Your answer must be an exact copy of the records below, minus any images.
*** Opening of Entries supplied ***
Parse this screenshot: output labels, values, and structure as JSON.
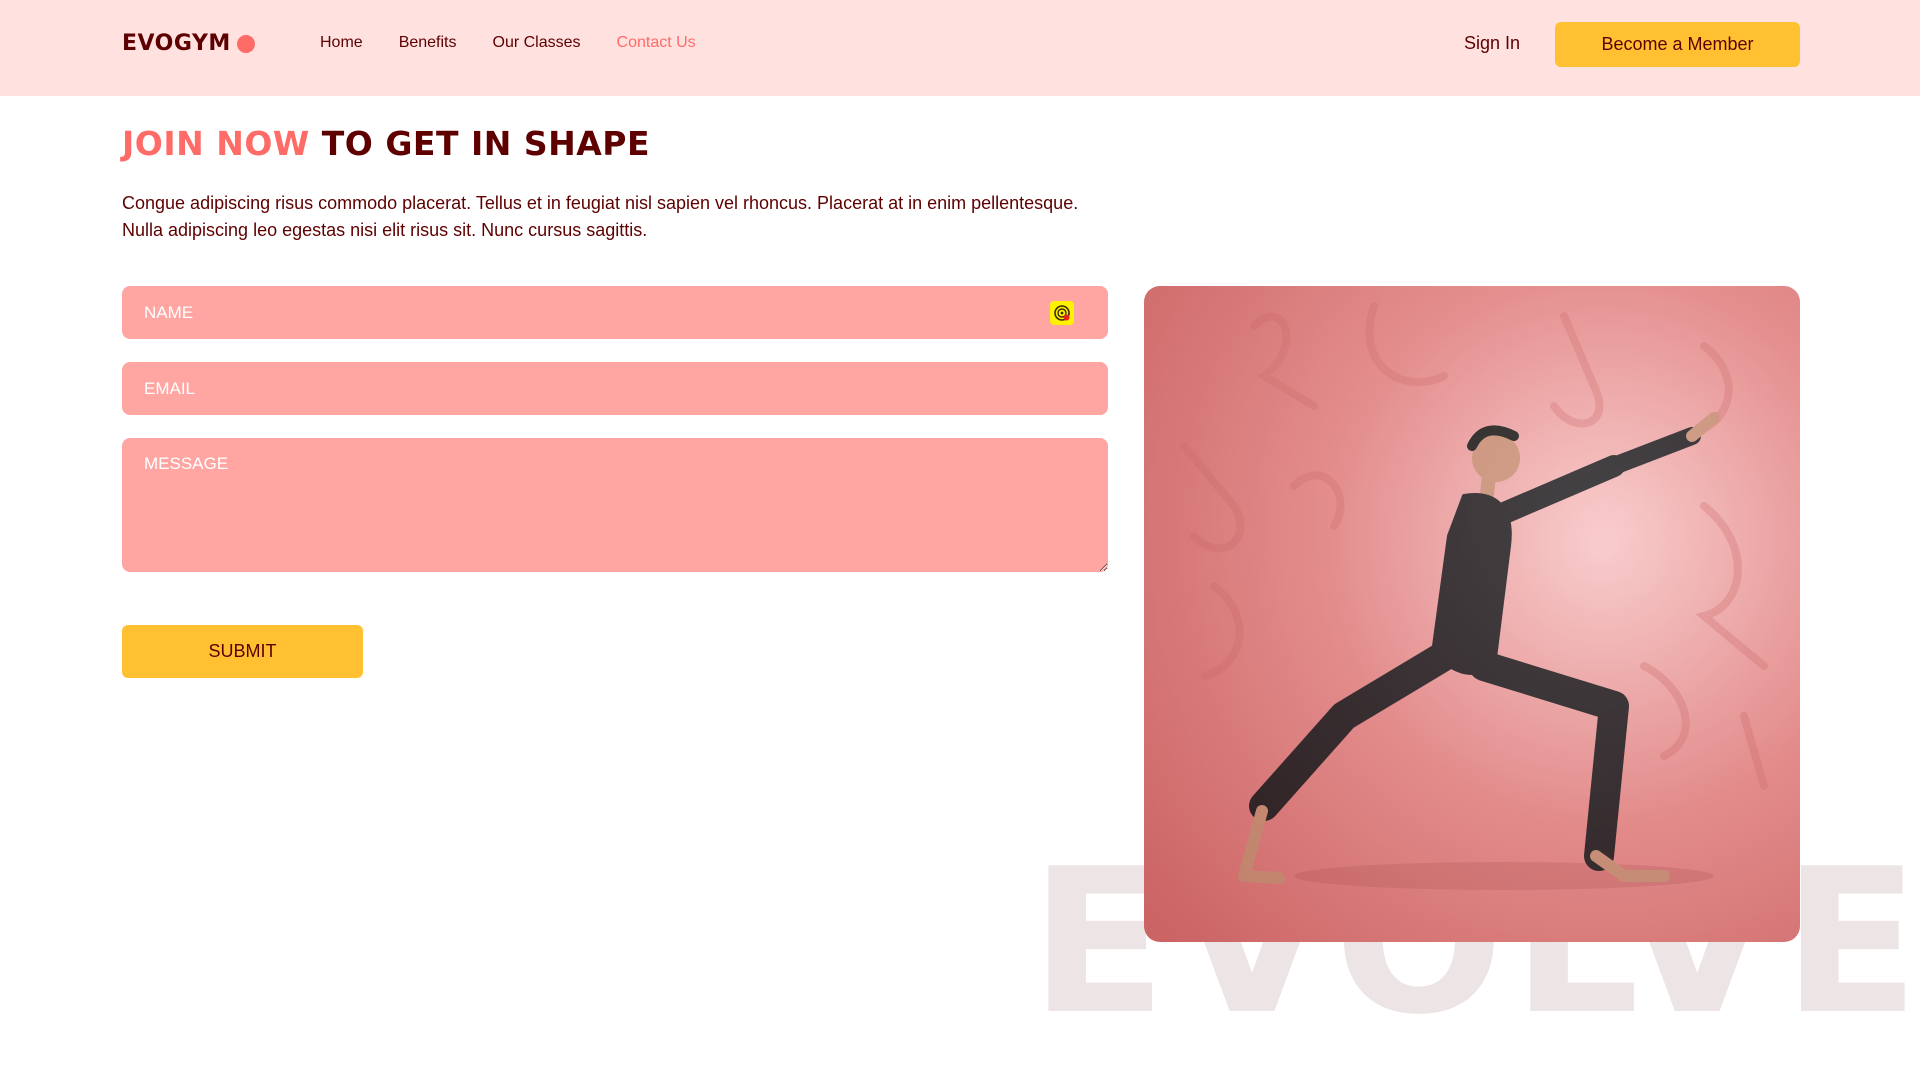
{
  "header": {
    "logo_text": "EVOGYM",
    "nav": [
      {
        "label": "Home",
        "active": false
      },
      {
        "label": "Benefits",
        "active": false
      },
      {
        "label": "Our Classes",
        "active": false
      },
      {
        "label": "Contact Us",
        "active": true
      }
    ],
    "sign_in": "Sign In",
    "member_button": "Become a Member"
  },
  "hero": {
    "heading_accent": "JOIN NOW",
    "heading_rest": " TO GET IN SHAPE",
    "intro": "Congue adipiscing risus commodo placerat. Tellus et in feugiat nisl sapien vel rhoncus. Placerat at in enim pellentesque. Nulla adipiscing leo egestas nisi elit risus sit. Nunc cursus sagittis."
  },
  "form": {
    "name_placeholder": "NAME",
    "email_placeholder": "EMAIL",
    "message_placeholder": "MESSAGE",
    "submit": "SUBMIT",
    "name_field_icon": "autofill-icon"
  },
  "watermark": "EVOLVE",
  "colors": {
    "primary": "#5e0000",
    "accent": "#ff6b66",
    "secondary": "#ffc132",
    "nav_bg": "#ffe1e0",
    "field_bg": "#ffa6a3"
  },
  "image": {
    "subject": "man in black outfit doing a lunge stretch on a pink background"
  }
}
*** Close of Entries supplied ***
• **Solution**
Parse this screenshot: output labels, values, and structure as JSON.
{
  "header": {
    "logo_text": "EVOGYM",
    "nav": [
      {
        "label": "Home",
        "active": false
      },
      {
        "label": "Benefits",
        "active": false
      },
      {
        "label": "Our Classes",
        "active": false
      },
      {
        "label": "Contact Us",
        "active": true
      }
    ],
    "sign_in": "Sign In",
    "member_button": "Become a Member"
  },
  "hero": {
    "heading_accent": "JOIN NOW",
    "heading_rest": " TO GET IN SHAPE",
    "intro": "Congue adipiscing risus commodo placerat. Tellus et in feugiat nisl sapien vel rhoncus. Placerat at in enim pellentesque. Nulla adipiscing leo egestas nisi elit risus sit. Nunc cursus sagittis."
  },
  "form": {
    "name_placeholder": "NAME",
    "email_placeholder": "EMAIL",
    "message_placeholder": "MESSAGE",
    "submit": "SUBMIT",
    "name_field_icon": "autofill-icon"
  },
  "watermark": "EVOLVE",
  "colors": {
    "primary": "#5e0000",
    "accent": "#ff6b66",
    "secondary": "#ffc132",
    "nav_bg": "#ffe1e0",
    "field_bg": "#ffa6a3"
  },
  "image": {
    "subject": "man in black outfit doing a lunge stretch on a pink background"
  }
}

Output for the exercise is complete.